* [Problem to solve]:
Return all the records, each one exactly as given.

────────────────────

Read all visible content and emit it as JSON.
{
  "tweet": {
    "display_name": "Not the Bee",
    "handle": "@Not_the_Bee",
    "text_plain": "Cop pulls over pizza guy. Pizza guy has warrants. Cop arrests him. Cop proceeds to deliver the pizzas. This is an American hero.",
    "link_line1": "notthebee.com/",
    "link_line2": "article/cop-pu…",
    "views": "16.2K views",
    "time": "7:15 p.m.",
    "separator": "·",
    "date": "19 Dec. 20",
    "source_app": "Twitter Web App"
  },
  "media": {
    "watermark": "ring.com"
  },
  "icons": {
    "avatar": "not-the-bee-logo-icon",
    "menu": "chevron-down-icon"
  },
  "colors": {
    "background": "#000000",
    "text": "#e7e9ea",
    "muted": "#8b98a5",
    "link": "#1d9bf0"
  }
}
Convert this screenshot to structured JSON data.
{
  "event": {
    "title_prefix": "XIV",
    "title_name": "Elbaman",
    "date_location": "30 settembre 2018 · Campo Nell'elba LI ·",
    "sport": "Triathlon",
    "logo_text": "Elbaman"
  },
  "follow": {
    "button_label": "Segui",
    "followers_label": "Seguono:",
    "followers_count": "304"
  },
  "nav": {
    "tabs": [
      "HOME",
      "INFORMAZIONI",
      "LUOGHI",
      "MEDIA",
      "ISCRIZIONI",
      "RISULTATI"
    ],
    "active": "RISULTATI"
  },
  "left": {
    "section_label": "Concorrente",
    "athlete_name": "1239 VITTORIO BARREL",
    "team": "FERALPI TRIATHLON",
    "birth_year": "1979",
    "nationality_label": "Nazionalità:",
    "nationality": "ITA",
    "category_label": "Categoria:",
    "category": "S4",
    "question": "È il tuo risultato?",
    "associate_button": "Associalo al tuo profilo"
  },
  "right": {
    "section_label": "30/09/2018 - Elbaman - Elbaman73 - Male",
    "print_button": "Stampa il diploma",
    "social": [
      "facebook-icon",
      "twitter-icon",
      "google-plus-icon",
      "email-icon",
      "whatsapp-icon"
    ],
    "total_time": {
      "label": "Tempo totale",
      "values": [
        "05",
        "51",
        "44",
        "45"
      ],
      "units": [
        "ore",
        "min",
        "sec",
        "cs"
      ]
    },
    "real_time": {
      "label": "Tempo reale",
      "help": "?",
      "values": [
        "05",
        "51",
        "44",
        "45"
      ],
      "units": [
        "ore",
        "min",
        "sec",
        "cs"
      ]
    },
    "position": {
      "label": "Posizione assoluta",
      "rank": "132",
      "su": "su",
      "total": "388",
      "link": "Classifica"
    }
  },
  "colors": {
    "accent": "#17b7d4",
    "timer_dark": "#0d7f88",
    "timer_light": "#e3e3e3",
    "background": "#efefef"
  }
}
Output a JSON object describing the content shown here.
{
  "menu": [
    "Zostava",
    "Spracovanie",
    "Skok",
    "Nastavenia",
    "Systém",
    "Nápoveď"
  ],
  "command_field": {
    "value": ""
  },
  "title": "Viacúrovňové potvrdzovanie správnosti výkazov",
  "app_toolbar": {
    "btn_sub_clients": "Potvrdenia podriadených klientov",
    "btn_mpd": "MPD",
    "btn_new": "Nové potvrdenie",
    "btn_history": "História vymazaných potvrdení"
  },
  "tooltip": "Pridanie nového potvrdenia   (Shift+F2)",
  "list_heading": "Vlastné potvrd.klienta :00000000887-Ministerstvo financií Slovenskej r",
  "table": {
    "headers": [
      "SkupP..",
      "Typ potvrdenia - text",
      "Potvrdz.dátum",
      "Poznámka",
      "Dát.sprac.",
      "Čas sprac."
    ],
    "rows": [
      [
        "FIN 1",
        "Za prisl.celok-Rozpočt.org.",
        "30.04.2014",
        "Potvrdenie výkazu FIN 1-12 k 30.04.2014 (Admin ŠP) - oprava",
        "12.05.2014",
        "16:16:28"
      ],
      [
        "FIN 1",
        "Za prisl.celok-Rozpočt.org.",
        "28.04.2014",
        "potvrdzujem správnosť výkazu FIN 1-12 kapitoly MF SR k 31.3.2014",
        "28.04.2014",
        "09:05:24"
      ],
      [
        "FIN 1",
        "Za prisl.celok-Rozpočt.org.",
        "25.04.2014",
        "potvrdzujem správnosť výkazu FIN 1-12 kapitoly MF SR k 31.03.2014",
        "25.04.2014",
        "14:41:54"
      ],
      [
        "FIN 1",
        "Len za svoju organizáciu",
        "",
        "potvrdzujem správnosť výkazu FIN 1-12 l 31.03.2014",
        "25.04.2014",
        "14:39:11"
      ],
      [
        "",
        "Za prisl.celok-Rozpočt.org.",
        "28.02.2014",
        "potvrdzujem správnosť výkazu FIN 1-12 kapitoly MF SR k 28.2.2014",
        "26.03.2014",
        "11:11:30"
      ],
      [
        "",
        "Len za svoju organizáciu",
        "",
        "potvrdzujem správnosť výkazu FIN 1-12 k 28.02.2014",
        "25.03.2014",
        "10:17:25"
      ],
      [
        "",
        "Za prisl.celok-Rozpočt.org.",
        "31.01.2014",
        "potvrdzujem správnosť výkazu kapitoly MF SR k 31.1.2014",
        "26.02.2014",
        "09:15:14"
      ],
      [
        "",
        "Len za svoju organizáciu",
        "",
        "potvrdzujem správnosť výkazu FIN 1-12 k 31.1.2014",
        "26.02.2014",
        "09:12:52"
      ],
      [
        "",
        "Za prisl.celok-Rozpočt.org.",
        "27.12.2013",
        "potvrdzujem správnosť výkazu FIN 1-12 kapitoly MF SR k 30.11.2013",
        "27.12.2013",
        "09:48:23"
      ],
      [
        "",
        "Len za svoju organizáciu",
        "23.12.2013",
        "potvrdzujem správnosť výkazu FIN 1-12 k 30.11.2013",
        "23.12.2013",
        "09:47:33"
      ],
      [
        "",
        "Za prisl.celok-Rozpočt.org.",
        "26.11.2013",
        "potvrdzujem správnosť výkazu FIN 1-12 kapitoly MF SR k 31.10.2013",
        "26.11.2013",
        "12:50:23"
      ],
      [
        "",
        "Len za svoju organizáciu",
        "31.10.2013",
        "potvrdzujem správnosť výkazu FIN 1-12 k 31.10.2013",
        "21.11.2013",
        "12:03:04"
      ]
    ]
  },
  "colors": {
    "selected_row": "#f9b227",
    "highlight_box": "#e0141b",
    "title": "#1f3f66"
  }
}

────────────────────

* [Answer space]:
Read all visible content and emit it as JSON.
{
  "tweet": {
    "display_name": "Not the Bee",
    "handle": "@Not_the_Bee",
    "text_plain": "Cop pulls over pizza guy. Pizza guy has warrants. Cop arrests him. Cop proceeds to deliver the pizzas. This is an American hero.",
    "link_line1": "notthebee.com/",
    "link_line2": "article/cop-pu…",
    "views": "16.2K views",
    "time": "7:15 p.m.",
    "separator": "·",
    "date": "19 Dec. 20",
    "source_app": "Twitter Web App"
  },
  "media": {
    "watermark": "ring.com"
  },
  "icons": {
    "avatar": "not-the-bee-logo-icon",
    "menu": "chevron-down-icon"
  },
  "colors": {
    "background": "#000000",
    "text": "#e7e9ea",
    "muted": "#8b98a5",
    "link": "#1d9bf0"
  }
}
Convert this screenshot to structured JSON data.
{
  "event": {
    "title_prefix": "XIV",
    "title_name": "Elbaman",
    "date_location": "30 settembre 2018 · Campo Nell'elba LI ·",
    "sport": "Triathlon",
    "logo_text": "Elbaman"
  },
  "follow": {
    "button_label": "Segui",
    "followers_label": "Seguono:",
    "followers_count": "304"
  },
  "nav": {
    "tabs": [
      "HOME",
      "INFORMAZIONI",
      "LUOGHI",
      "MEDIA",
      "ISCRIZIONI",
      "RISULTATI"
    ],
    "active": "RISULTATI"
  },
  "left": {
    "section_label": "Concorrente",
    "athlete_name": "1239 VITTORIO BARREL",
    "team": "FERALPI TRIATHLON",
    "birth_year": "1979",
    "nationality_label": "Nazionalità:",
    "nationality": "ITA",
    "category_label": "Categoria:",
    "category": "S4",
    "question": "È il tuo risultato?",
    "associate_button": "Associalo al tuo profilo"
  },
  "right": {
    "section_label": "30/09/2018 - Elbaman - Elbaman73 - Male",
    "print_button": "Stampa il diploma",
    "social": [
      "facebook-icon",
      "twitter-icon",
      "google-plus-icon",
      "email-icon",
      "whatsapp-icon"
    ],
    "total_time": {
      "label": "Tempo totale",
      "values": [
        "05",
        "51",
        "44",
        "45"
      ],
      "units": [
        "ore",
        "min",
        "sec",
        "cs"
      ]
    },
    "real_time": {
      "label": "Tempo reale",
      "help": "?",
      "values": [
        "05",
        "51",
        "44",
        "45"
      ],
      "units": [
        "ore",
        "min",
        "sec",
        "cs"
      ]
    },
    "position": {
      "label": "Posizione assoluta",
      "rank": "132",
      "su": "su",
      "total": "388",
      "link": "Classifica"
    }
  },
  "colors": {
    "accent": "#17b7d4",
    "timer_dark": "#0d7f88",
    "timer_light": "#e3e3e3",
    "background": "#efefef"
  }
}
Output a JSON object describing the content shown here.
{
  "menu": [
    "Zostava",
    "Spracovanie",
    "Skok",
    "Nastavenia",
    "Systém",
    "Nápoveď"
  ],
  "command_field": {
    "value": ""
  },
  "title": "Viacúrovňové potvrdzovanie správnosti výkazov",
  "app_toolbar": {
    "btn_sub_clients": "Potvrdenia podriadených klientov",
    "btn_mpd": "MPD",
    "btn_new": "Nové potvrdenie",
    "btn_history": "História vymazaných potvrdení"
  },
  "tooltip": "Pridanie nového potvrdenia   (Shift+F2)",
  "list_heading": "Vlastné potvrd.klienta :00000000887-Ministerstvo financií Slovenskej r",
  "table": {
    "headers": [
      "SkupP..",
      "Typ potvrdenia - text",
      "Potvrdz.dátum",
      "Poznámka",
      "Dát.sprac.",
      "Čas sprac."
    ],
    "rows": [
      [
        "FIN 1",
        "Za prisl.celok-Rozpočt.org.",
        "30.04.2014",
        "Potvrdenie výkazu FIN 1-12 k 30.04.2014 (Admin ŠP) - oprava",
        "12.05.2014",
        "16:16:28"
      ],
      [
        "FIN 1",
        "Za prisl.celok-Rozpočt.org.",
        "28.04.2014",
        "potvrdzujem správnosť výkazu FIN 1-12 kapitoly MF SR k 31.3.2014",
        "28.04.2014",
        "09:05:24"
      ],
      [
        "FIN 1",
        "Za prisl.celok-Rozpočt.org.",
        "25.04.2014",
        "potvrdzujem správnosť výkazu FIN 1-12 kapitoly MF SR k 31.03.2014",
        "25.04.2014",
        "14:41:54"
      ],
      [
        "FIN 1",
        "Len za svoju organizáciu",
        "",
        "potvrdzujem správnosť výkazu FIN 1-12 l 31.03.2014",
        "25.04.2014",
        "14:39:11"
      ],
      [
        "",
        "Za prisl.celok-Rozpočt.org.",
        "28.02.2014",
        "potvrdzujem správnosť výkazu FIN 1-12 kapitoly MF SR k 28.2.2014",
        "26.03.2014",
        "11:11:30"
      ],
      [
        "",
        "Len za svoju organizáciu",
        "",
        "potvrdzujem správnosť výkazu FIN 1-12 k 28.02.2014",
        "25.03.2014",
        "10:17:25"
      ],
      [
        "",
        "Za prisl.celok-Rozpočt.org.",
        "31.01.2014",
        "potvrdzujem správnosť výkazu kapitoly MF SR k 31.1.2014",
        "26.02.2014",
        "09:15:14"
      ],
      [
        "",
        "Len za svoju organizáciu",
        "",
        "potvrdzujem správnosť výkazu FIN 1-12 k 31.1.2014",
        "26.02.2014",
        "09:12:52"
      ],
      [
        "",
        "Za prisl.celok-Rozpočt.org.",
        "27.12.2013",
        "potvrdzujem správnosť výkazu FIN 1-12 kapitoly MF SR k 30.11.2013",
        "27.12.2013",
        "09:48:23"
      ],
      [
        "",
        "Len za svoju organizáciu",
        "23.12.2013",
        "potvrdzujem správnosť výkazu FIN 1-12 k 30.11.2013",
        "23.12.2013",
        "09:47:33"
      ],
      [
        "",
        "Za prisl.celok-Rozpočt.org.",
        "26.11.2013",
        "potvrdzujem správnosť výkazu FIN 1-12 kapitoly MF SR k 31.10.2013",
        "26.11.2013",
        "12:50:23"
      ],
      [
        "",
        "Len za svoju organizáciu",
        "31.10.2013",
        "potvrdzujem správnosť výkazu FIN 1-12 k 31.10.2013",
        "21.11.2013",
        "12:03:04"
      ]
    ]
  },
  "colors": {
    "selected_row": "#f9b227",
    "highlight_box": "#e0141b",
    "title": "#1f3f66"
  }
}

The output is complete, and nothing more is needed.